However, before I attended the first such event, I was pretty sure I’d pull the ol’ wallflower card, and even liquid courage wouldn’t give me someone to talk to folks about.
That’s when I realized that my quietness was really bound up in a desire to not seem like a tag-along, or an irrelevant sycophant. Sure, once I get to know people, it’s pretty easy to build upon common interests, but prior to that, how to you unlock the “what do you like” box?
Maybe you make little fact sheets and pass them out?
No, that’s stupid. Don’t do that.
(well, if you want to try that and let me know how it works, go ahead….)
So, we’re still in the same spot. How does one go about “being one’s self” without knowing which bits are going to be fun and which bits will get you snapped at for laughing at the wrong thing?
Lately I think I’ve settled on, “ask better questions”.
I tried this out a few times lately, mostly when I met people who I was “aware of” before we met (bloggers, people about town, etc), basically people I really didn’t want to seem like a doofus around.
So instead of going the doofus route, and definitely not wanting to go the “pretentious” route, I thought I’d stick with “interested is interesting”.
One of two things would happen:
- the person I just met would bounce from topic to topic in a roughly organic narrative until such a point that I thought I could contribute consistently to the topic at hand,
- the person I just met would employ the same tactic on me, tossing a few questions my way, and then my ego/pretentious side would kick in and I’d start talking about something I was passionate about that day.
All in all, I’m still not sure I make a “great” first impression, but hopefully it’s better than the first two options above.
And if not, I’ve still got my devilishly good looks to fall back on.
I feel like there’s a social experiment or two in the works there.
Found these fun videos the other week.
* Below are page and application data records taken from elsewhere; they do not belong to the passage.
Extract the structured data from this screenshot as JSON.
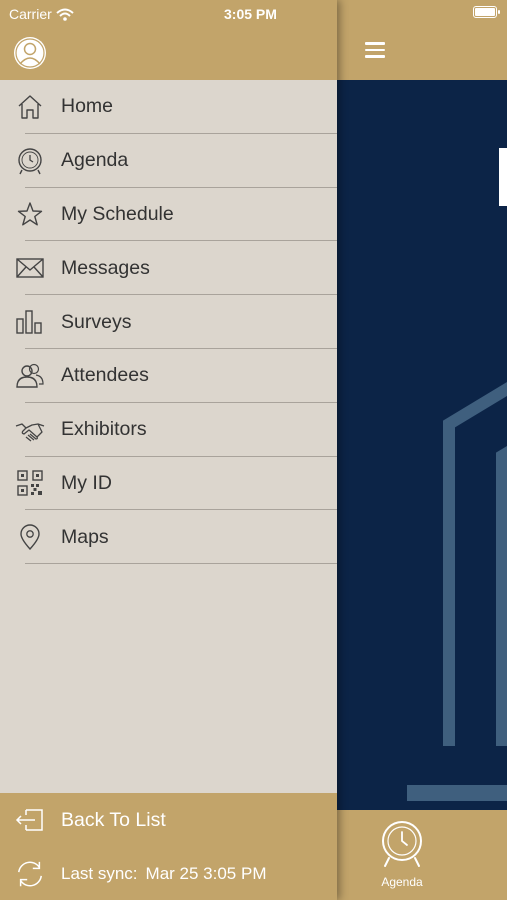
{
  "status_bar": {
    "carrier": "Carrier",
    "time": "3:05 PM",
    "battery_level": 1.0
  },
  "colors": {
    "brand_gold": "#c2a46a",
    "menu_bg": "#dcd6cd",
    "hero_navy": "#0c2447",
    "hero_accent": "#3f5f7e"
  },
  "drawer": {
    "avatar_icon": "user-avatar-icon",
    "menu": [
      {
        "label": "Home",
        "icon": "home-icon"
      },
      {
        "label": "Agenda",
        "icon": "clock-icon"
      },
      {
        "label": "My Schedule",
        "icon": "star-icon"
      },
      {
        "label": "Messages",
        "icon": "envelope-icon"
      },
      {
        "label": "Surveys",
        "icon": "bar-chart-icon"
      },
      {
        "label": "Attendees",
        "icon": "people-icon"
      },
      {
        "label": "Exhibitors",
        "icon": "handshake-icon"
      },
      {
        "label": "My ID",
        "icon": "qr-code-icon"
      },
      {
        "label": "Maps",
        "icon": "map-pin-icon"
      }
    ],
    "footer": {
      "back_label": "Back To List",
      "back_icon": "exit-icon",
      "sync_label": "Last sync:",
      "sync_value": "Mar 25 3:05 PM",
      "sync_icon": "refresh-icon"
    }
  },
  "main": {
    "menu_icon": "hamburger-icon",
    "tab_bar": {
      "items": [
        {
          "label": "Agenda",
          "icon": "clock-icon"
        }
      ]
    }
  }
}
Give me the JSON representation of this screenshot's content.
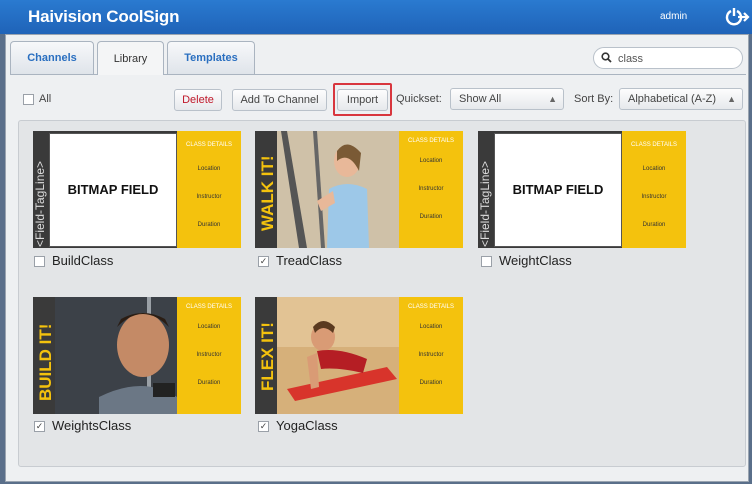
{
  "header": {
    "brand": "Haivision CoolSign",
    "user": "admin"
  },
  "tabs": [
    {
      "label": "Channels",
      "active": false
    },
    {
      "label": "Library",
      "active": true
    },
    {
      "label": "Templates",
      "active": false
    }
  ],
  "search": {
    "value": "class"
  },
  "toolbar": {
    "select_all_label": "All",
    "delete_label": "Delete",
    "add_to_channel_label": "Add To Channel",
    "import_label": "Import",
    "quickset_label": "Quickset:",
    "quickset_value": "Show All",
    "sortby_label": "Sort By:",
    "sortby_value": "Alphabetical (A-Z)"
  },
  "items": [
    {
      "name": "BuildClass",
      "checked": false,
      "banner": "<Field-TagLine>",
      "type": "bitmap",
      "bitmap_text": "BITMAP FIELD"
    },
    {
      "name": "TreadClass",
      "checked": true,
      "banner": "WALK IT!",
      "type": "photo"
    },
    {
      "name": "WeightClass",
      "checked": false,
      "banner": "<Field-TagLine>",
      "type": "bitmap",
      "bitmap_text": "BITMAP FIELD"
    },
    {
      "name": "WeightsClass",
      "checked": true,
      "banner": "BUILD IT!",
      "type": "photo"
    },
    {
      "name": "YogaClass",
      "checked": true,
      "banner": "FLEX IT!",
      "type": "photo"
    }
  ],
  "class_details": {
    "heading": "CLASS DETAILS",
    "location_label": "Location",
    "instructor_label": "Instructor",
    "duration_label": "Duration"
  },
  "colors": {
    "header_blue": "#1f63b8",
    "accent_yellow": "#f4c20d",
    "highlight_red": "#d8363e"
  }
}
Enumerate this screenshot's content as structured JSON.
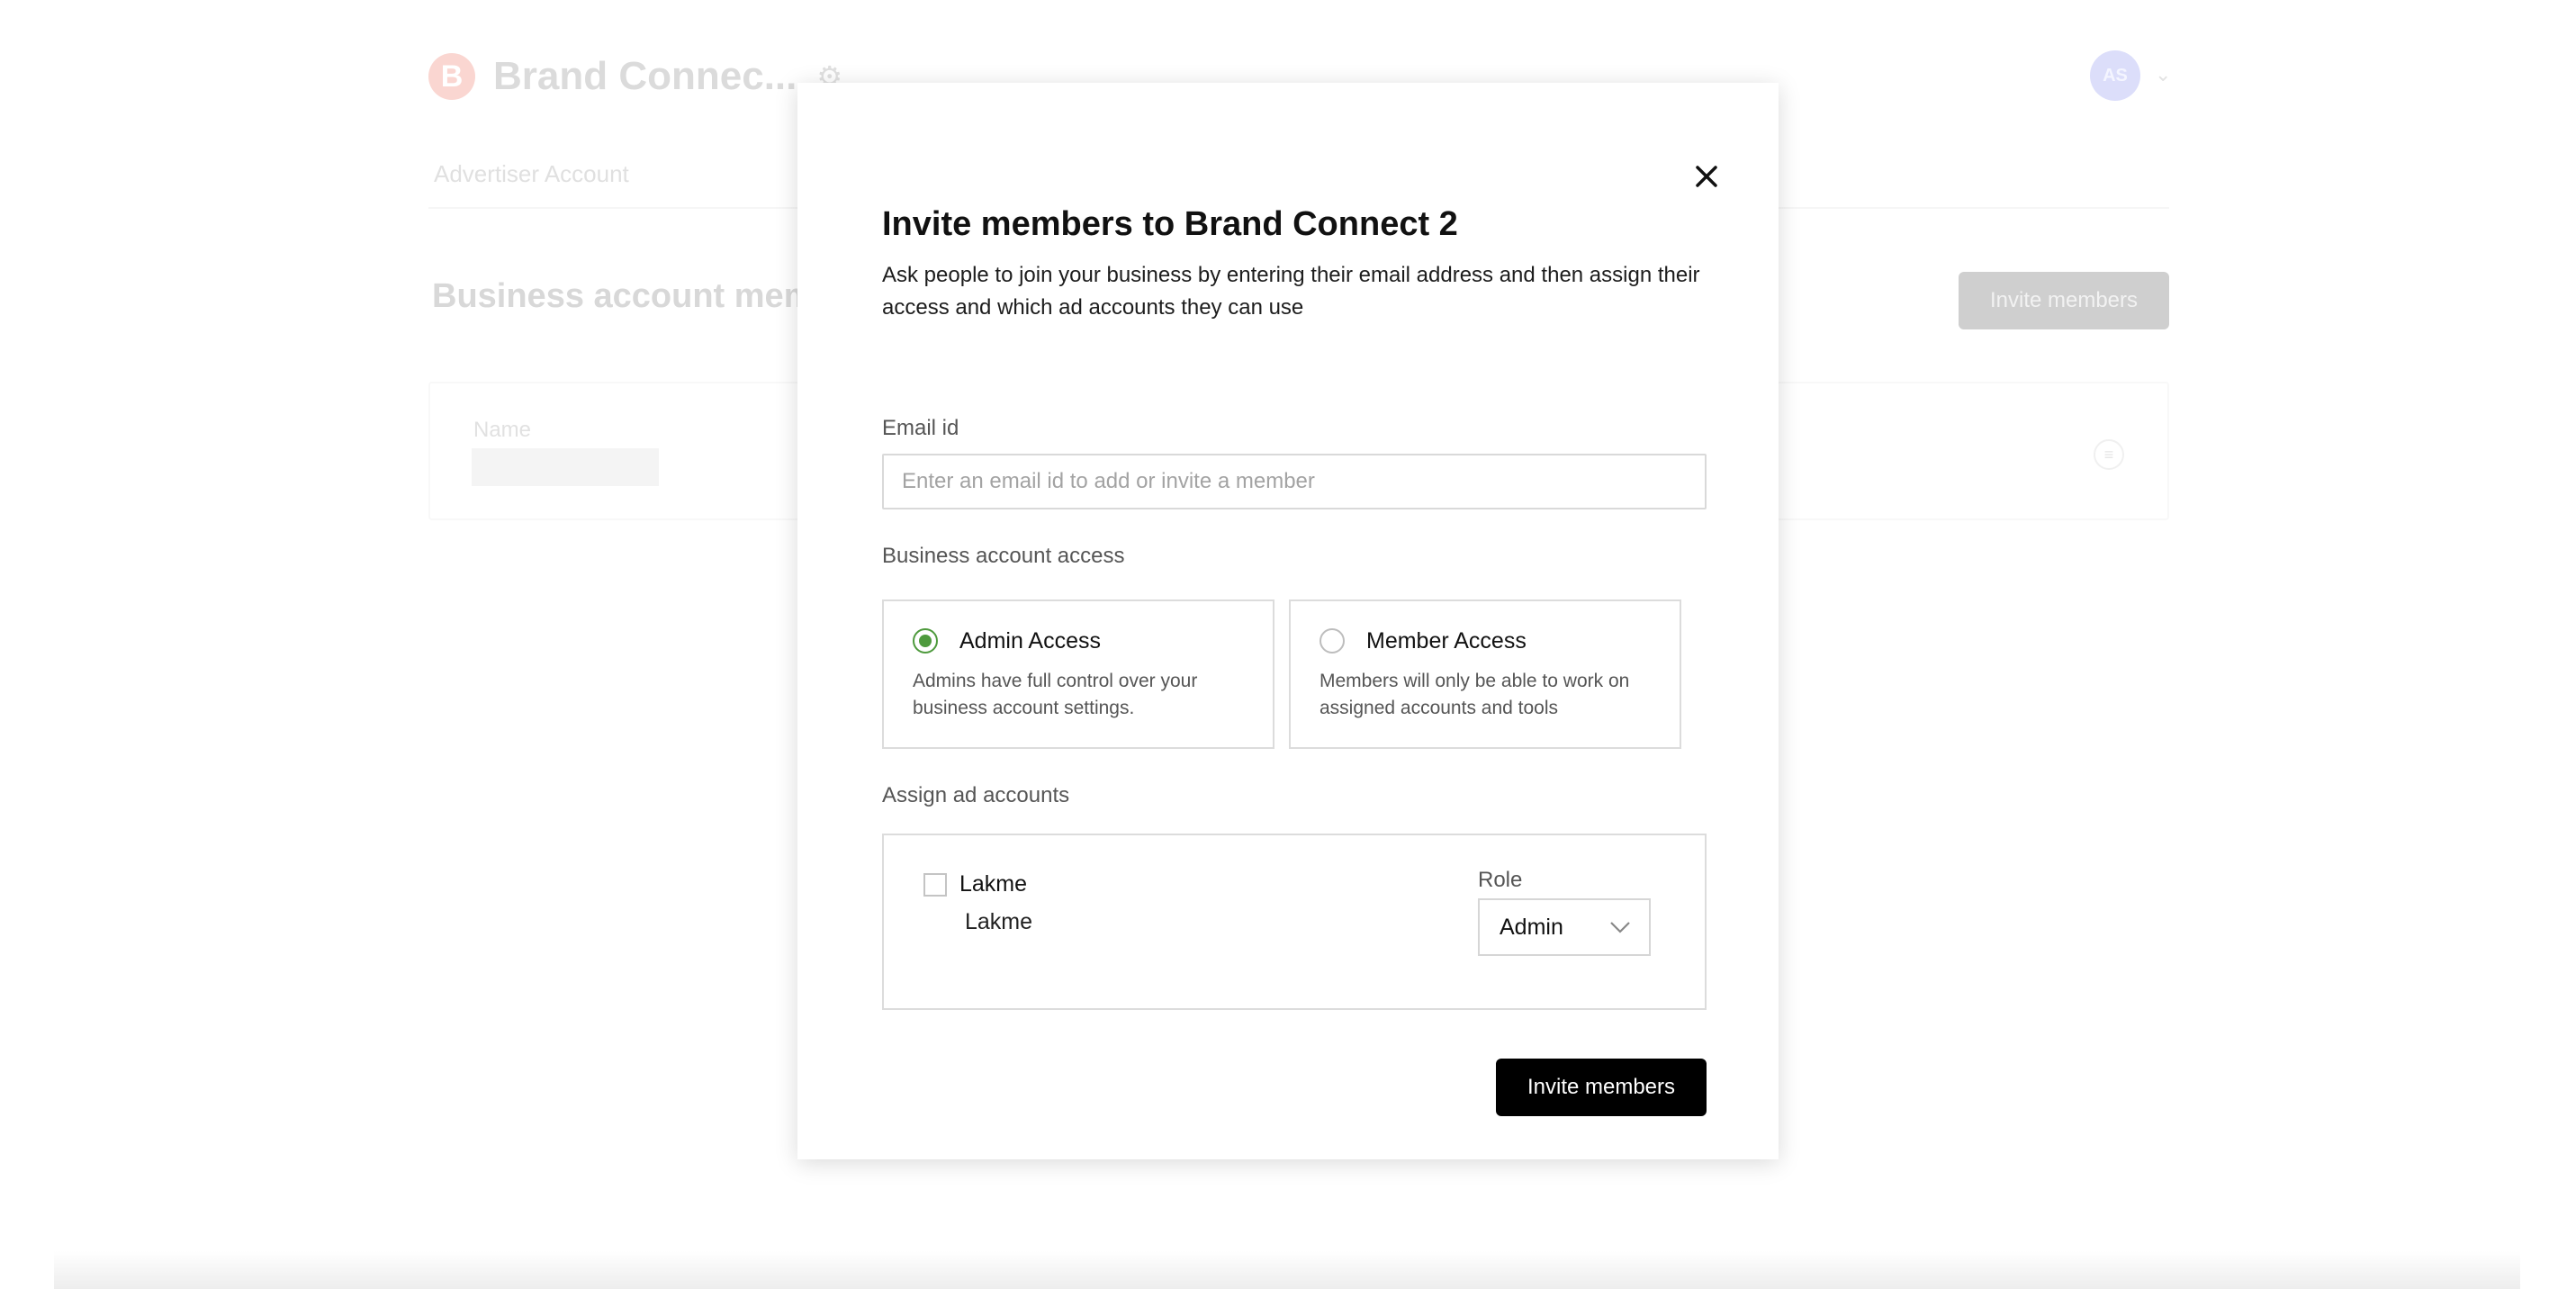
{
  "background": {
    "brand_initial": "B",
    "brand_name": "Brand Connec...",
    "avatar_initials": "AS",
    "tab_advertiser": "Advertiser Account",
    "section_title": "Business account memb",
    "invite_button": "Invite members",
    "table_column_name": "Name"
  },
  "modal": {
    "title": "Invite members to Brand Connect 2",
    "description": "Ask people to join your business by entering their email address and then assign their access and which ad accounts they can use",
    "email": {
      "label": "Email id",
      "placeholder": "Enter an email id to add or invite a member",
      "value": ""
    },
    "access": {
      "label": "Business account access",
      "options": [
        {
          "title": "Admin Access",
          "description": "Admins have full control over your business account settings.",
          "selected": true
        },
        {
          "title": "Member Access",
          "description": "Members will only be able to work on assigned accounts and tools",
          "selected": false
        }
      ]
    },
    "ad_accounts": {
      "label": "Assign ad accounts",
      "items": [
        {
          "name": "Lakme",
          "subtitle": "Lakme",
          "checked": false,
          "role_label": "Role",
          "role_value": "Admin"
        }
      ]
    },
    "submit_label": "Invite members"
  },
  "colors": {
    "accent_green": "#4e9a3d",
    "primary_button": "#000000"
  }
}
Of course I dig it anytime someone has a discussion about the merits of certain superheroes, or ..well…. anything comic book related, really.